Thirtieth Discourse: Charidemus

really thought that he would have been more careful in what he said, had you been the only one present, than he was with all the rest there.

Dio. It is no outsider that you will be reading to, my good friend; and, at the same time, it is not the style that I am anxious to observe so much as what his state of mind was as revealed by what he said, whether he was really of good cheer and courageous on his deathbed.

Tim. Well, here it is:1

The Dying Words of Charidemus

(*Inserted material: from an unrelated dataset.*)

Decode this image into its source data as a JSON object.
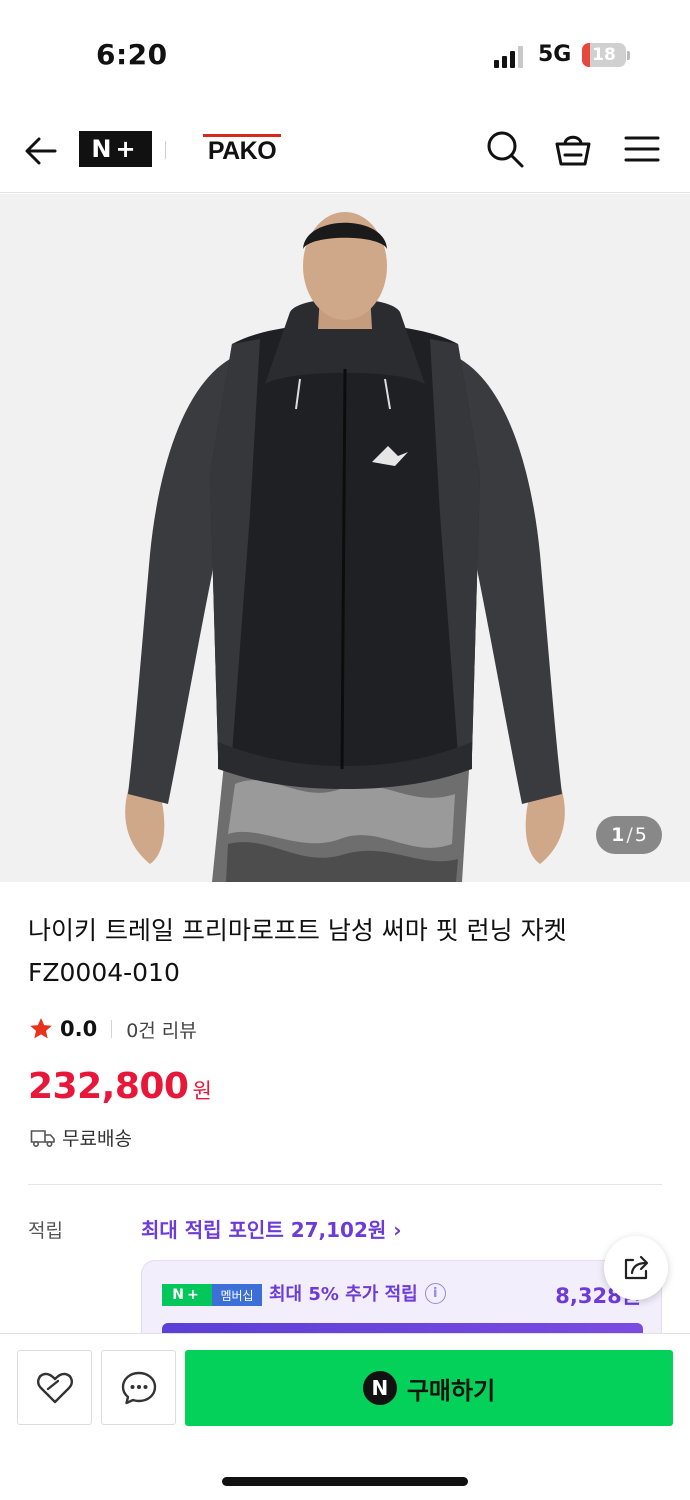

“What has happened to me has happened in accordance with God’s will; and we should not consider anything that he brings to pass as harsh, nor bear it with repining: so wise men advise us,2 and Homer not least when he says that the gifts of the gods to man should not be spurned by man3—rightly calling the acts of the gods ‘gifts,’ as being all good and done for a good purpose.4 As for me, this is my feeling, and I accept the decree of fate calmly, saying this, not at any ordinary time, but when that fate itself is present, and I see my end so near at hand. And do you, I pray, believe me, since I have had even greater concern for the truth than for you, and, so far as in you lies, do not give way to your grief, knowing that nothing terrible has befallen me; no, not even if one offers the explanation of death which is the most difficult to accept.

DOI: 10.4159/DLCL.dio_chrysostom-discourses_30_charidemus.1939